A small, pilot study in 50 people in Japan suggests that eating two and a half ounces of broccoli sprouts daily for two months may confer some protection against a rampant stomach bug that causes gastritis, ulcers and even stomach cancer.


Citing their new "demonstration of principle" study, a Johns Hopkins researcher and an international team of scientists caution that eating sprouts containing sulforaphane did not cure infection by the bacterium Helicobacter pylori (H. pylori). They do not suggest that eating this or any amount of broccoli sprouts will protect anyone from stomach cancer or cure GI diseases.





Dr. Aleem Gangjee, Distinguished Professor of Medicinal Chemistry at Duquesne University’s Mylan School of Pharmacy, and his team of collaborators continue to test a compound that appears not only to prevent cancer tumors from developing but to eliminate already-existing tumors.

In 2008, tests of a new compound developed by Gangjee showed that it stifled the growth of cancer tumors, which were composed of KB tumor cells, in mice. An unexpected result also showed that the compound shrunk and eventually eliminated cancer tumors in another group of mice, which remained tumor-free for 60 days.

“What we’re seeing here is a compound that can treat early- and late-stage cancer,” Gangjee said. “There are many ramifications to that.”
As part of the International Year of Astronomy 2009 Cornerstone project, 100 Hours of Astronomy, the ambitious “Around the World in 80 Telescopes” event is a unique live webcast over 24 hours, following night and day around the globe to some of the most advanced observatories on and off the planet.

To provide a long-lasting memory of this amazing world tour, observatories worldwide are revealing wonderful, and previously unseen, astronomical images. For its part, ESO is releasing outstanding pictures of two galaxies, observed with telescopes at the La Silla and Paranal observatories. 
Older people can dance their way towards improved health and happiness, according to a report from the Changing Ageing Partnership (CAP).  The research, by Dr Jonathan Skinner from Queen’s University Belfast, reveals the social, mental and physical benefits of social dancing for older people. It suggests that dancing staves of illness, and even counteracts decline in aging.
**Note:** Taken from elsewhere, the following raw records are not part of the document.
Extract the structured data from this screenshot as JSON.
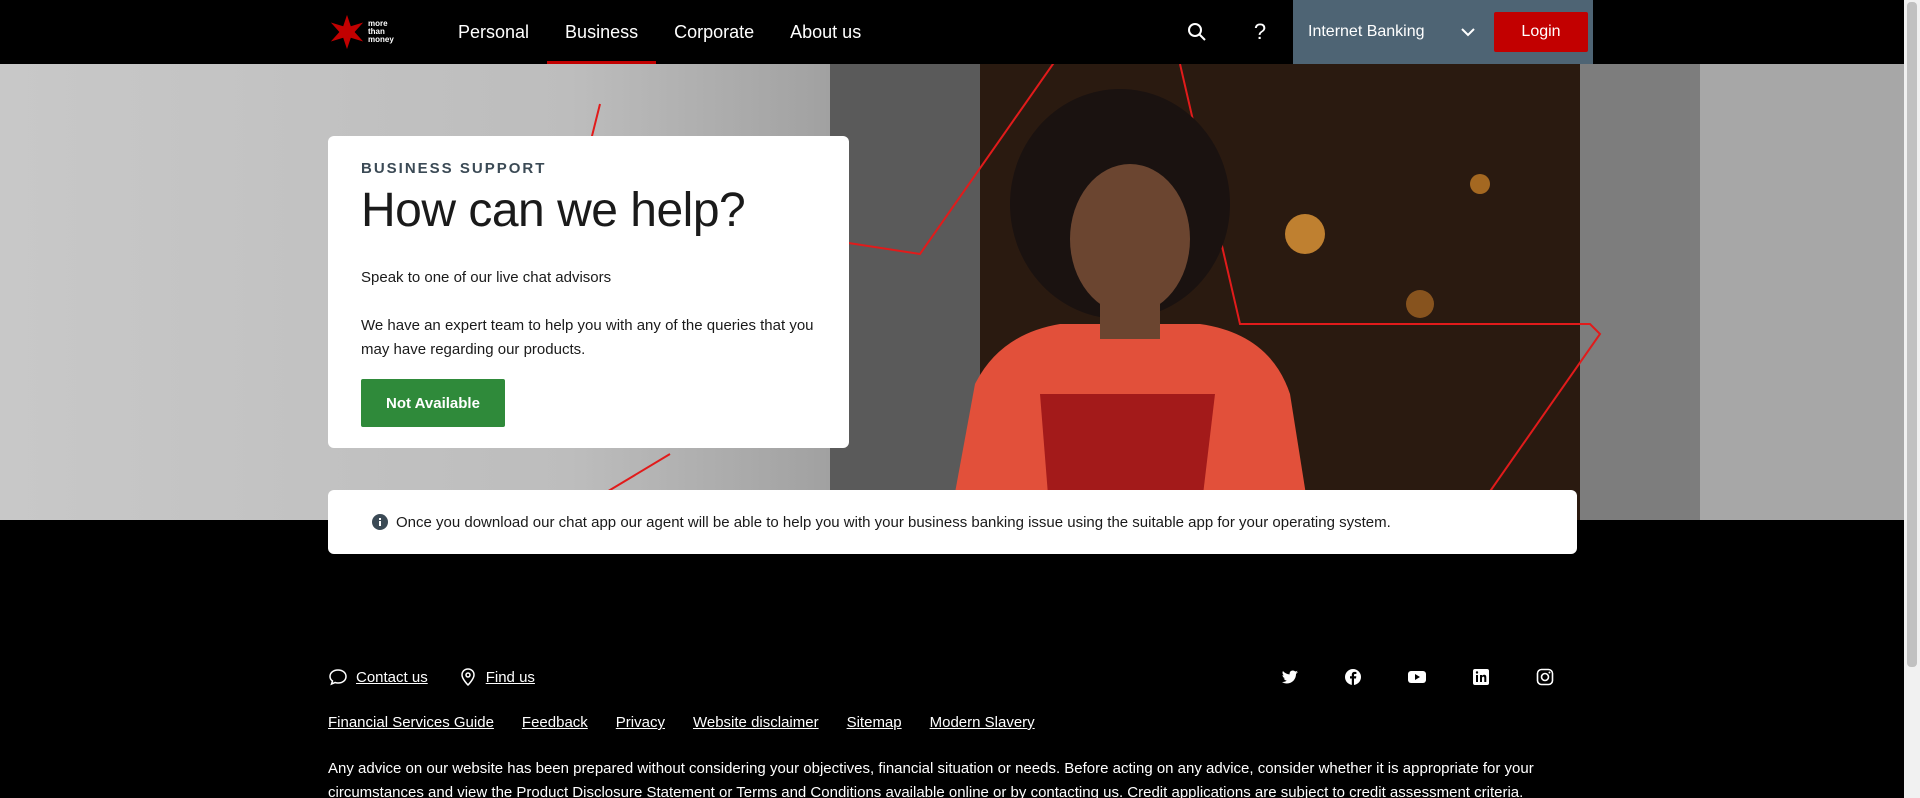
{
  "header": {
    "logo_text": "more than money",
    "nav": [
      {
        "label": "Personal"
      },
      {
        "label": "Business"
      },
      {
        "label": "Corporate"
      },
      {
        "label": "About us"
      }
    ],
    "active_nav": "Business",
    "internet_banking_label": "Internet Banking",
    "login_label": "Login"
  },
  "hero": {
    "eyebrow": "BUSINESS SUPPORT",
    "heading": "How can we help?",
    "intro": "Speak to one of our live chat advisors",
    "body": "We have an expert team to help you with any of the queries that you may have regarding our products.",
    "button_label": "Not Available"
  },
  "info_bar": {
    "text": "Once you download our chat app our agent will be able to help you with your business banking issue using the suitable app for your operating system."
  },
  "footer": {
    "contact_label": "Contact us",
    "find_label": "Find us",
    "links": [
      "Financial Services Guide",
      "Feedback",
      "Privacy",
      "Website disclaimer",
      "Sitemap",
      "Modern Slavery"
    ],
    "disclaimer": "Any advice on our website has been prepared without considering your objectives, financial situation or needs. Before acting on any advice, consider whether it is appropriate for your circumstances and view the Product Disclosure Statement or Terms and Conditions available online or by contacting us. Credit applications are subject to credit assessment criteria.",
    "social_icons": [
      "twitter-icon",
      "facebook-icon",
      "youtube-icon",
      "linkedin-icon",
      "instagram-icon"
    ]
  },
  "colors": {
    "brand_red": "#c20000",
    "available_green": "#2f8a3a",
    "ib_bg": "#4e6474"
  }
}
Recommendations include the expansion of social dance provision for older people in order to aid successful aging and help older people enjoy longer and healthier lives.

Jonathan Skinner, Lecturer in Social Anthropology at the School of History and Anthropology at Queen’s, studied the effects of social dancing amongst older people in Northern Ireland, Blackpool and Sacramento.
Does the stress of being a parent lead to decay in children's teeth?

A team of scientists from The Ohio State University has examined the stress levels of parents whose young children either had no cavities or so many cavities that the children had receive anesthesia before undergoing dental treatment. 

The investigators presented their findings today during the 87th General Session of the International Association for Dental Research. 

The team also looked at the parents' education levels and income, and noted if they were single parents. Finally, they measured the parents' stress levels again after the children had received dental treatment.